>>>>>

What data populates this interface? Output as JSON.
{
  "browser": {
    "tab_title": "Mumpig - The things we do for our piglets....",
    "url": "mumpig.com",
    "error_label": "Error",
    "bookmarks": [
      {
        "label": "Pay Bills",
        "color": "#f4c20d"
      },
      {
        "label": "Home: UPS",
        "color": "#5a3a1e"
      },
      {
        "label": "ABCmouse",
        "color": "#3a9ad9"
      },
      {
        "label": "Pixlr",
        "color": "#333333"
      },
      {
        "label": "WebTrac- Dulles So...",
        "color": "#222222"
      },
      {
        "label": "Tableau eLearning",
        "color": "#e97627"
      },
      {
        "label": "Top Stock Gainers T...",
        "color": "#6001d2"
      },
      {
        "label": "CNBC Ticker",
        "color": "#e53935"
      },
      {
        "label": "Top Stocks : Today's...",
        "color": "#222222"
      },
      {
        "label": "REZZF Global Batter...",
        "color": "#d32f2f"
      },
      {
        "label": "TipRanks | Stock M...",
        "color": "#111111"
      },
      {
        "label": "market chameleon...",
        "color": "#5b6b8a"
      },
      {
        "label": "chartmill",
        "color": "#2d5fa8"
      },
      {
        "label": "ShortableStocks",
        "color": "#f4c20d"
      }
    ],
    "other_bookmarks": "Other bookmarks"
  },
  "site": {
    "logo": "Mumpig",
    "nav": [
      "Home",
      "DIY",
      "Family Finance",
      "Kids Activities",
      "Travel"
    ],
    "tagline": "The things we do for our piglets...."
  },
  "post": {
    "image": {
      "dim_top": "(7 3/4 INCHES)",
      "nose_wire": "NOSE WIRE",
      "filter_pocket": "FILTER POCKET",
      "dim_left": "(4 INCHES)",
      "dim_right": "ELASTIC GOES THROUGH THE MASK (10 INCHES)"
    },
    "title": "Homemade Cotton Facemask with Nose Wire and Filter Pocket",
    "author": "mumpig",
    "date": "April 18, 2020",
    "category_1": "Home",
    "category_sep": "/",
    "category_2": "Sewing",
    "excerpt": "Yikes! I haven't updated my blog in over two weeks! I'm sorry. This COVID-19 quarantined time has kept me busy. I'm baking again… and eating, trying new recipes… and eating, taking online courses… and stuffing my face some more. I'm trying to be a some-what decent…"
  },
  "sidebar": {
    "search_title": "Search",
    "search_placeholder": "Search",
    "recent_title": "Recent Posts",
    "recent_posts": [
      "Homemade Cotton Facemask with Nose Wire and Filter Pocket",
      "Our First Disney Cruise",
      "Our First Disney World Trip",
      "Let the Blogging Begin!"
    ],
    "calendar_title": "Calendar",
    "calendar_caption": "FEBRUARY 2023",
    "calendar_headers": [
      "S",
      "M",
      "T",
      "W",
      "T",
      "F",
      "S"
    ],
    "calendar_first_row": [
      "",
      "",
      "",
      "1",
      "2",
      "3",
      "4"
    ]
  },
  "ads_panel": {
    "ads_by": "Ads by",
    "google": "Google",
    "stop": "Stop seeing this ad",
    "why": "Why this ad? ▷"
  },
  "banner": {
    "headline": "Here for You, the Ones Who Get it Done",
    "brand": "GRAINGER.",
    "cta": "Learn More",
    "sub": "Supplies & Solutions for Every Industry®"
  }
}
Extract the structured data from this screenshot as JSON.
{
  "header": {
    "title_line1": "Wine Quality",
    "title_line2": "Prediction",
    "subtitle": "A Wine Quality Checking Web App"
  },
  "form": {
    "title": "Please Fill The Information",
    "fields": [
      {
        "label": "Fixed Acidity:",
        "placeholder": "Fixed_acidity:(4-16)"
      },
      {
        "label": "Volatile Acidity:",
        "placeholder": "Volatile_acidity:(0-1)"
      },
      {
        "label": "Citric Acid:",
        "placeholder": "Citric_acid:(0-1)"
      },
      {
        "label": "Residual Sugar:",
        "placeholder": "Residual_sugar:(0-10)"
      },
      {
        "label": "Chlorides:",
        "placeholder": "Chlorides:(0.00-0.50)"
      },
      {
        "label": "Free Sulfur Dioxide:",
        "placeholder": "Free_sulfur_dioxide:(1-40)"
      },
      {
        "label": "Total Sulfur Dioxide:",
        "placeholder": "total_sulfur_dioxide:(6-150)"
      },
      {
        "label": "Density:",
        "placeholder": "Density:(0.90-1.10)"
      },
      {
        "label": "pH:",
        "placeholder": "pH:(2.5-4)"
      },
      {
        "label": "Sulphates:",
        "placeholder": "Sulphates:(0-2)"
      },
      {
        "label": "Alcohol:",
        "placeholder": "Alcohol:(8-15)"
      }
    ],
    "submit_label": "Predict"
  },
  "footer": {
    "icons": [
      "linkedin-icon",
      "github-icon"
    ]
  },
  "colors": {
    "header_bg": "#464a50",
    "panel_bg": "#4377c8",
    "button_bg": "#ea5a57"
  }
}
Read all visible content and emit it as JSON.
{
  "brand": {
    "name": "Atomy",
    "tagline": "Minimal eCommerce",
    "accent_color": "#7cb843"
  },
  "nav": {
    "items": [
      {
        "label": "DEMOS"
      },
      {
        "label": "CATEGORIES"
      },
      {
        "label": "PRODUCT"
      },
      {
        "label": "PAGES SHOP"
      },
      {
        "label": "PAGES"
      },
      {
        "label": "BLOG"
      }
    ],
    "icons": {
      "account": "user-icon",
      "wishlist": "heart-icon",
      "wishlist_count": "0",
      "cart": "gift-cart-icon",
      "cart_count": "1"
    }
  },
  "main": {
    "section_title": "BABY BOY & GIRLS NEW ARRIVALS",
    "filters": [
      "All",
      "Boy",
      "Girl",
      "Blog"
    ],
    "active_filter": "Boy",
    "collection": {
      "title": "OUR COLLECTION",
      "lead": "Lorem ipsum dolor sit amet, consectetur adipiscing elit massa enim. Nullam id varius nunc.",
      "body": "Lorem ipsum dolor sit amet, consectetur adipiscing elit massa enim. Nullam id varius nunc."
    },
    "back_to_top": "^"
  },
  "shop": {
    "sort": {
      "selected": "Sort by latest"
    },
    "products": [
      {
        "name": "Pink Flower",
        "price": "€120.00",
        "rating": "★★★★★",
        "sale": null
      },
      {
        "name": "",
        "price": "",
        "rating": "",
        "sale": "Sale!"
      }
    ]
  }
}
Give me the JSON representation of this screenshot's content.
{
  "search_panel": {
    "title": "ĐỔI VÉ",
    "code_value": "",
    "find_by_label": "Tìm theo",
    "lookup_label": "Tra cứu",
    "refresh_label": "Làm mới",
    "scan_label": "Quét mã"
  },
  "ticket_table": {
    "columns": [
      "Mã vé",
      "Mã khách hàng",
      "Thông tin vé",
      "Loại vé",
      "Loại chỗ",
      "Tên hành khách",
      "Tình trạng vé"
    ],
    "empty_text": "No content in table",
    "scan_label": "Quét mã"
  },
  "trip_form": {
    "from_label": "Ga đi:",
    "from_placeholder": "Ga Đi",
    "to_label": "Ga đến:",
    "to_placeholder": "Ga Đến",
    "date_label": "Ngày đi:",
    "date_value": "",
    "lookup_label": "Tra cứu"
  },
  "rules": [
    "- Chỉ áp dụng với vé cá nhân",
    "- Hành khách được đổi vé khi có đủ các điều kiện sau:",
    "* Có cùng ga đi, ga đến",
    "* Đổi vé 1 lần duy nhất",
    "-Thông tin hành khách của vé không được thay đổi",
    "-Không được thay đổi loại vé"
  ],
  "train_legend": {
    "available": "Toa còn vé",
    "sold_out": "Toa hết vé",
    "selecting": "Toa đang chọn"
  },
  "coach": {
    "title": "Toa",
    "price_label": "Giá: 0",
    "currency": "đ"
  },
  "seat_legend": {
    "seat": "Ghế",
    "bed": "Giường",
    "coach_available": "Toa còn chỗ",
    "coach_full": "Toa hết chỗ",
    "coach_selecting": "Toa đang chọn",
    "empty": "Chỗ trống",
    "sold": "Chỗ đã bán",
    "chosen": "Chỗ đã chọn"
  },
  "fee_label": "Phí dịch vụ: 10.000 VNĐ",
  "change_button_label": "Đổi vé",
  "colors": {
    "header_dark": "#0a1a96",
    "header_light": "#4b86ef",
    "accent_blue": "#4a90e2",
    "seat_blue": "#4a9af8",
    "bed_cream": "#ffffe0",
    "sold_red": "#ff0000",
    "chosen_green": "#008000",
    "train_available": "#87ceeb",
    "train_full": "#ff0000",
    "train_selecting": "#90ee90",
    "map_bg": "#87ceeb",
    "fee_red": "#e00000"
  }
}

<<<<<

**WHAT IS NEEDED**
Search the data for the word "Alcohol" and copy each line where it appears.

**EXERCISE RESPONSE**
        "label": "Alcohol:",
        "placeholder": "Alcohol:(8-15)"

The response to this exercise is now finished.